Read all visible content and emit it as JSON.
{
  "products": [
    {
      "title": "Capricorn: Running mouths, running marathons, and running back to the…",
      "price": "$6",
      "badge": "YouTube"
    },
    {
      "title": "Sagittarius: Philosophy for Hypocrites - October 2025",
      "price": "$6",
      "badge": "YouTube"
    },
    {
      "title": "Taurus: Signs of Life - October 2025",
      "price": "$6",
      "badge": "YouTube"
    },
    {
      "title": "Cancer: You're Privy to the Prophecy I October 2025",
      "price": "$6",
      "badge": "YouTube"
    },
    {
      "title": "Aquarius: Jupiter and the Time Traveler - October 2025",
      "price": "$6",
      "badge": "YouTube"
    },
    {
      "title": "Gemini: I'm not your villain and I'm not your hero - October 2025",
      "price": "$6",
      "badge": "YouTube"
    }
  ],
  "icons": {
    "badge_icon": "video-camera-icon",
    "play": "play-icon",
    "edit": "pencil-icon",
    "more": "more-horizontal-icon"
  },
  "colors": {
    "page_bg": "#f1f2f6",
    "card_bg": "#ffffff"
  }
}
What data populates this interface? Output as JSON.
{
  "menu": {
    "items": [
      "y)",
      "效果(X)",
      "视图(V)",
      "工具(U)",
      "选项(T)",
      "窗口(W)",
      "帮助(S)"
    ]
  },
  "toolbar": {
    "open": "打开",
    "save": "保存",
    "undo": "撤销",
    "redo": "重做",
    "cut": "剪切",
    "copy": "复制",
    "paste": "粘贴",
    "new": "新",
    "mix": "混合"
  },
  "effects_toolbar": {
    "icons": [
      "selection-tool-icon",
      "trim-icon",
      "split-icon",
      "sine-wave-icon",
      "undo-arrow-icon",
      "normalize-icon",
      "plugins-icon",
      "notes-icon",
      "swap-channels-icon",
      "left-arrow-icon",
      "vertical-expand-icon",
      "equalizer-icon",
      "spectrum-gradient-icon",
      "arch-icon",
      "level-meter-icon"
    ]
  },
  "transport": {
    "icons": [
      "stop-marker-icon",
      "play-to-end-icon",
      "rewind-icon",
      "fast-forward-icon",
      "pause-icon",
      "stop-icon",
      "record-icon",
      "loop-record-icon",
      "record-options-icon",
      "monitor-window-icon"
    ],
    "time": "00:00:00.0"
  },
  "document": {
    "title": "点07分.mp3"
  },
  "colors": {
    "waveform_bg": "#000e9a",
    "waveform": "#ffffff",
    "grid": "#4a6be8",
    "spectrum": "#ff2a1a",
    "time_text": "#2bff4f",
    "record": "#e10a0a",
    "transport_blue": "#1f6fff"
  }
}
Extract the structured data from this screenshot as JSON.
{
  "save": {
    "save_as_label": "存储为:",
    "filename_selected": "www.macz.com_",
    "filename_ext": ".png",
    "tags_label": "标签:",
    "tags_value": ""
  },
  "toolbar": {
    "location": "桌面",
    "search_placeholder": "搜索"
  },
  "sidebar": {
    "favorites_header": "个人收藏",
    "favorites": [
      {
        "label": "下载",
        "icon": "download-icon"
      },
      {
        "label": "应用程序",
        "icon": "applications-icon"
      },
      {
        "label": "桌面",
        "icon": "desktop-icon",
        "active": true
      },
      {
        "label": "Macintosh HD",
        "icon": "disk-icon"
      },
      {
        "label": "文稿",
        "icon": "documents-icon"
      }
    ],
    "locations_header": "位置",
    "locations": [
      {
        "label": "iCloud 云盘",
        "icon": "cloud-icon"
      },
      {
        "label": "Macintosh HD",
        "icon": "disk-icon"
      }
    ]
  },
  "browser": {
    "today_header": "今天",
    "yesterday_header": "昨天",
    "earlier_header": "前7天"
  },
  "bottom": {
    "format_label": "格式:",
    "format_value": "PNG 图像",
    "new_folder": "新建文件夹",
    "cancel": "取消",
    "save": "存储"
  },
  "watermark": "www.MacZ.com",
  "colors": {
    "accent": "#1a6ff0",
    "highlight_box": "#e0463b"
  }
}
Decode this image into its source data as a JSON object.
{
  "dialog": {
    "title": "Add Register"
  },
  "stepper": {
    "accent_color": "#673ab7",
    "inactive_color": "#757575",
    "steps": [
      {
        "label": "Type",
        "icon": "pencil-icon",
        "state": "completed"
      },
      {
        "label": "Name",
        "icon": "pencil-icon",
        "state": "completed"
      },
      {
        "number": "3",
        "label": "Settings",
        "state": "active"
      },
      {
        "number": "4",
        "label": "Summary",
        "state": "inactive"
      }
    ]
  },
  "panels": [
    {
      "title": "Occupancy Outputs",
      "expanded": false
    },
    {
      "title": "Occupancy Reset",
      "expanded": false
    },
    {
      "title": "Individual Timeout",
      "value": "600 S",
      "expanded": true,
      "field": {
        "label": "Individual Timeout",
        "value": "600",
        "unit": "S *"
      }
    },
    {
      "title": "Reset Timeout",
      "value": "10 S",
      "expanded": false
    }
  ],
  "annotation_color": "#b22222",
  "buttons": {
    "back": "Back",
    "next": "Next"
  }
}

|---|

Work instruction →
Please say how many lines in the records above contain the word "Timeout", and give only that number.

Task solution →
3